In honor of St. Croix River Awareness Week, I present an article I wrote that was recently published in Minnesota Trails magazine. Enjoy!
From its twisting and turning headwaters in northwestern Wisconsin to the surprisingly wild channels less than an hour’s drive from the Twin Cities, a paddler could spend a lifetime exploring the St. Croix River and still find surprise without even seeing all of its 150 miles.
It is my goal to acquaint myself with this beautiful river as best as I can. I go to it in spring, summer, autumn and winter; I believe you must explore a river in all seasons to fully appreciate its essential character.
I always go for a paddle shortly after the ice breaks up, eager for the sights and sounds of migrating birds returning home, uncounted numbers singing from every bank, the faint green haze of fresh buds on the trees, and the first delicate wildflowers amongst the detritus on the forest floor.

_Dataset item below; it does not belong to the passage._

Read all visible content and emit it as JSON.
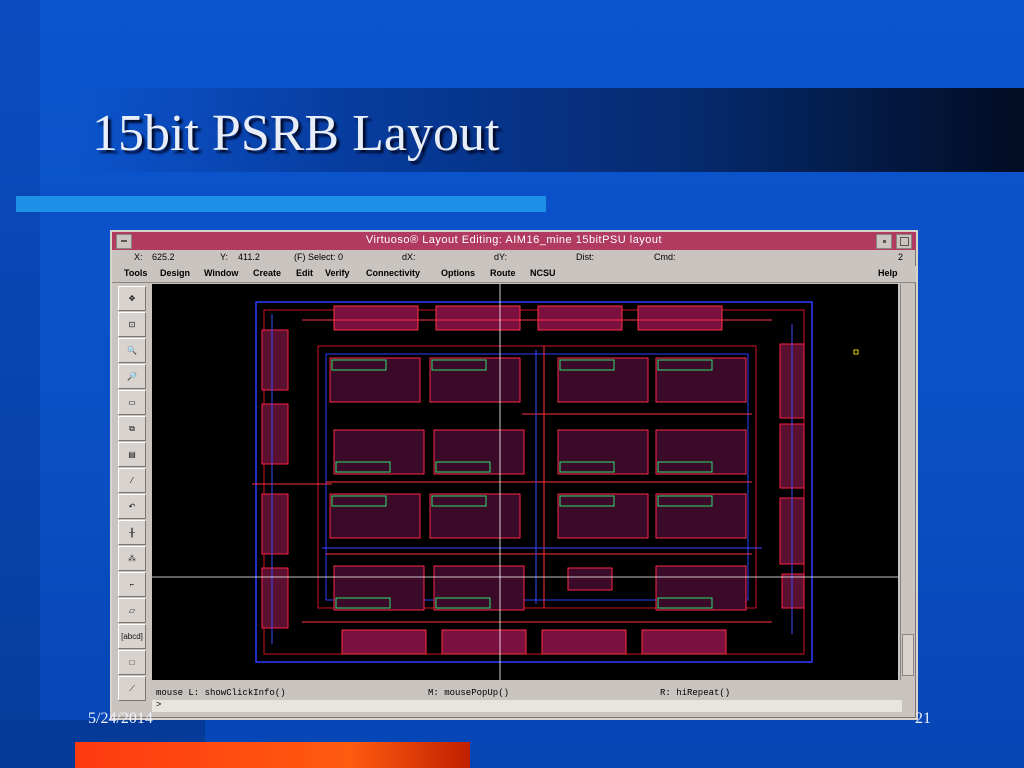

One year, I paddled the river with my mom for Mother’s Day. Fortunately, the current moved us along at a good pace, because we were frequently distracted from paddling by ornithological observation. For a while, a Bald Eagle led us downriver, flying out of trees overhead as we approached, then disappearing around the next bend, only to repeat the act once we caught up.
Summer is high season on the St. Croix, when the rental canoe businesses send flotillas downriver in jubilant cacophony. It’s not hard to get away from the crowds, though, with just a little effort and adventure.

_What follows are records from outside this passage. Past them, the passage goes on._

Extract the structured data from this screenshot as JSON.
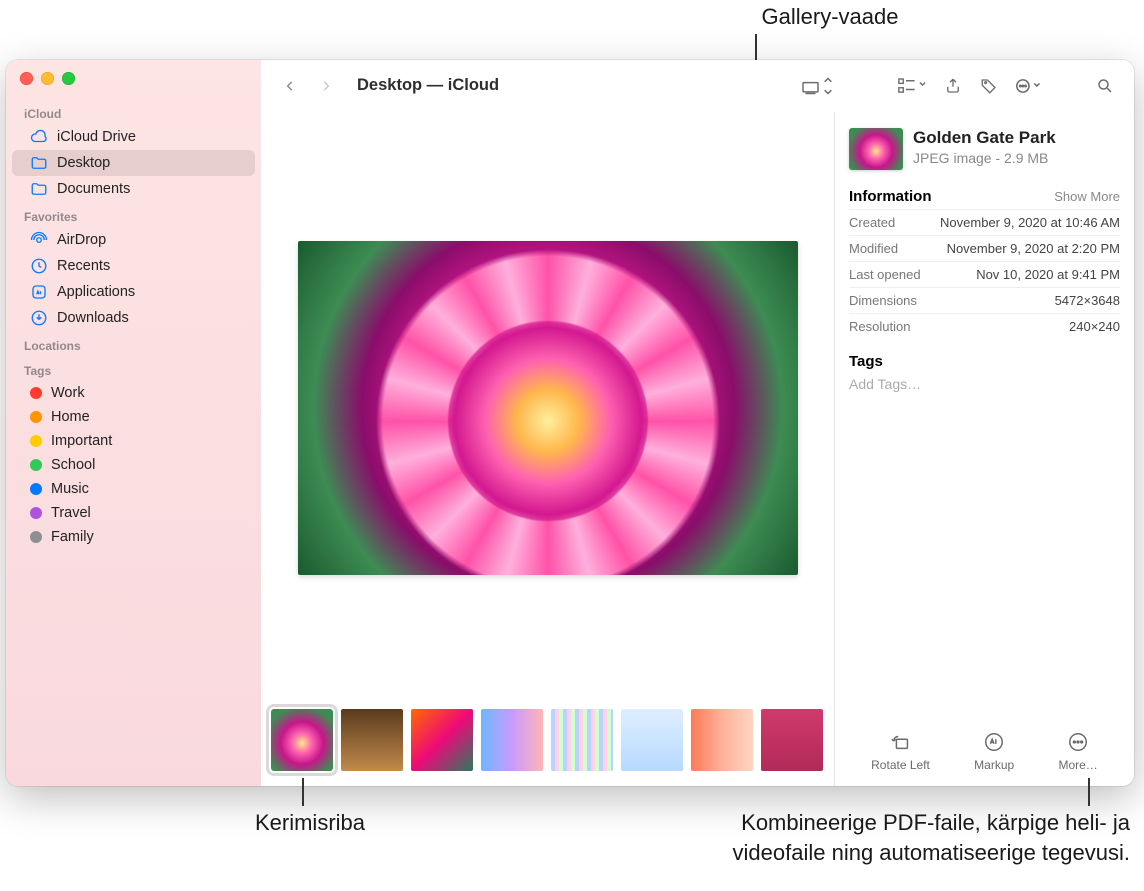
{
  "callouts": {
    "gallery_view": "Gallery-vaade",
    "scrubber": "Kerimisriba",
    "more_actions": "Kombineerige PDF-faile, kärpige heli- ja\nvideofaile ning automatiseerige tegevusi."
  },
  "window": {
    "title": "Desktop — iCloud"
  },
  "sidebar": {
    "sections": {
      "icloud": "iCloud",
      "favorites": "Favorites",
      "locations": "Locations",
      "tags_label": "Tags"
    },
    "icloud": [
      {
        "label": "iCloud Drive",
        "icon": "cloud"
      },
      {
        "label": "Desktop",
        "icon": "folder",
        "selected": true
      },
      {
        "label": "Documents",
        "icon": "folder"
      }
    ],
    "favorites": [
      {
        "label": "AirDrop",
        "icon": "airdrop"
      },
      {
        "label": "Recents",
        "icon": "clock"
      },
      {
        "label": "Applications",
        "icon": "app"
      },
      {
        "label": "Downloads",
        "icon": "download"
      }
    ],
    "tags": [
      {
        "label": "Work",
        "color": "#ff3b30"
      },
      {
        "label": "Home",
        "color": "#ff9500"
      },
      {
        "label": "Important",
        "color": "#ffcc00"
      },
      {
        "label": "School",
        "color": "#34c759"
      },
      {
        "label": "Music",
        "color": "#007aff"
      },
      {
        "label": "Travel",
        "color": "#af52de"
      },
      {
        "label": "Family",
        "color": "#8e8e93"
      }
    ]
  },
  "info": {
    "file_name": "Golden Gate Park",
    "file_meta": "JPEG image - 2.9 MB",
    "section_title": "Information",
    "show_more": "Show More",
    "rows": [
      {
        "label": "Created",
        "value": "November 9, 2020 at 10:46 AM"
      },
      {
        "label": "Modified",
        "value": "November 9, 2020 at 2:20 PM"
      },
      {
        "label": "Last opened",
        "value": "Nov 10, 2020 at 9:41 PM"
      },
      {
        "label": "Dimensions",
        "value": "5472×3648"
      },
      {
        "label": "Resolution",
        "value": "240×240"
      }
    ],
    "tags_title": "Tags",
    "tags_placeholder": "Add Tags…"
  },
  "actions": {
    "rotate_left": "Rotate Left",
    "markup": "Markup",
    "more": "More…"
  },
  "thumbs": [
    {
      "bg": "radial-gradient(circle at 50% 55%, #ffe98a 0%, #ff61b0 22%, #c7168a 46%, #3d8c53 80%)",
      "selected": true
    },
    {
      "bg": "linear-gradient(#5a3b1e,#c28a4a)"
    },
    {
      "bg": "linear-gradient(135deg,#ff6a00,#ee0979,#2a7a5f)"
    },
    {
      "bg": "linear-gradient(90deg,#6fb7ff,#c89aff,#ffb5b5)"
    },
    {
      "bg": "repeating-linear-gradient(90deg,#9be,#9be 4px,#fbe 4px,#fbe 8px,#bef 8px,#bef 12px)"
    },
    {
      "bg": "linear-gradient(#dfeeff,#b7d9ff)"
    },
    {
      "bg": "linear-gradient(90deg,#ff7a59,#ffb199,#ffd6c2)"
    },
    {
      "bg": "linear-gradient(#d03a6b,#b12a59)"
    }
  ]
}
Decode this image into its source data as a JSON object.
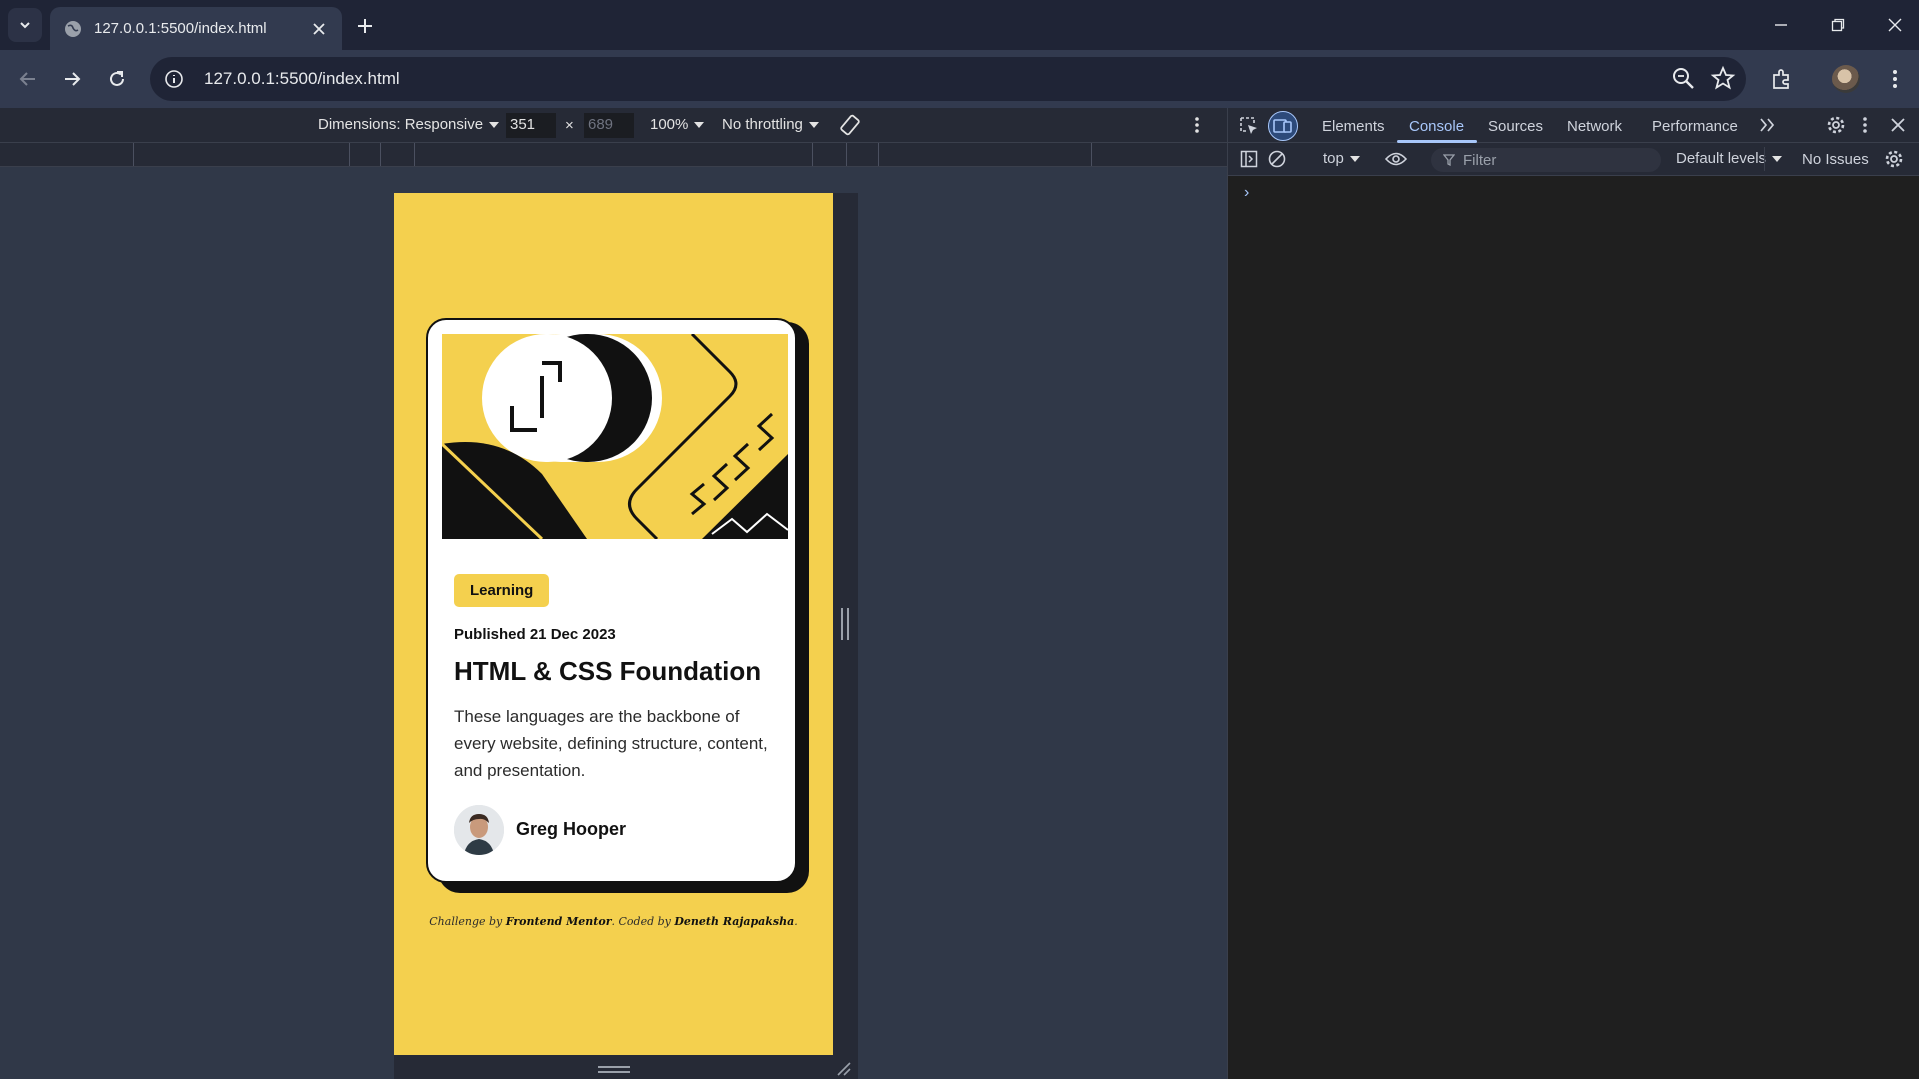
{
  "browser": {
    "tab_title": "127.0.0.1:5500/index.html",
    "url": "127.0.0.1:5500/index.html",
    "icons": [
      "tab-search-icon",
      "globe-icon",
      "close-icon",
      "plus-icon",
      "minimize-icon",
      "restore-icon",
      "window-close-icon",
      "back-icon",
      "forward-icon",
      "reload-icon",
      "site-info-icon",
      "zoom-icon",
      "star-icon",
      "extensions-icon",
      "more-vert-icon"
    ]
  },
  "device_toolbar": {
    "dimensions_label": "Dimensions: Responsive",
    "width": "351",
    "separator": "×",
    "height": "689",
    "zoom": "100%",
    "throttling": "No throttling"
  },
  "page": {
    "background": "#f4d04e",
    "card": {
      "tag": "Learning",
      "published": "Published 21 Dec 2023",
      "title": "HTML & CSS Foundation",
      "description": "These languages are the backbone of every website, defining structure, content, and presentation.",
      "author": "Greg Hooper"
    },
    "attribution": {
      "prefix": "Challenge by",
      "challenge_by": "Frontend Mentor",
      "middle": ". Coded by",
      "coded_by": "Deneth Rajapaksha",
      "suffix": "."
    }
  },
  "devtools": {
    "tabs": [
      "Elements",
      "Console",
      "Sources",
      "Network",
      "Performance"
    ],
    "active_tab": "Console",
    "context": "top",
    "filter_placeholder": "Filter",
    "levels": "Default levels",
    "issues": "No Issues",
    "prompt": "›"
  }
}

When you do find a quiet piece of the river, there is no better place to be on a hot, sunny day. My wife, the dog and I slowly drift downstream, stopping to swim where spring-fed creeks enter the river. At these points, where the cold creek water mingles with the warmer water of the river, you can find the temperature that is just right for you.
Our last paddle of the year is usually in October, when the summer crowds are difficult to imagine. The bold greens of White Pines and cedars stand in stark contrast to a brilliant palette of autumn colors on the bluffs. You might see duck hunters in flat-bottomed boats with a happy dog in the bow, or some late-season anglers, but on a warm, sunny fall day you might also have the river all to yourself.
Yet, the solitude of October is no match for that of January. Then, the river’s life demands an observant eye and an appreciative spirit; if you look, your reward might be a hawk seen soaring above the trees.
Even in the deepest cold of winter, springs seep from the bluffs and spill into the river. One winter day, I snowshoed with friends through deep snow along a spring-fed creek just above where it entered the river. We marveled at the abundant green of watercress growing in a few inches of water, even though temperatures the week before had been 20 degrees below zero.
The creek ran through a campsite I knew only from warmer seasons. I had often camped or stopped there for lunch, like I reckoned people had been doing for a long time. Standing there in snowshoes and winter layers, my mind drifted to memories of muggy summer afternoons when I had dunked my head in a pool of cold, clear creek water right next to the site’s picnic table.
Today, I didn’t dunk my head. We sat on snowy logs and ate sandwiches as the water went on tumbling over rocks toward the frozen river.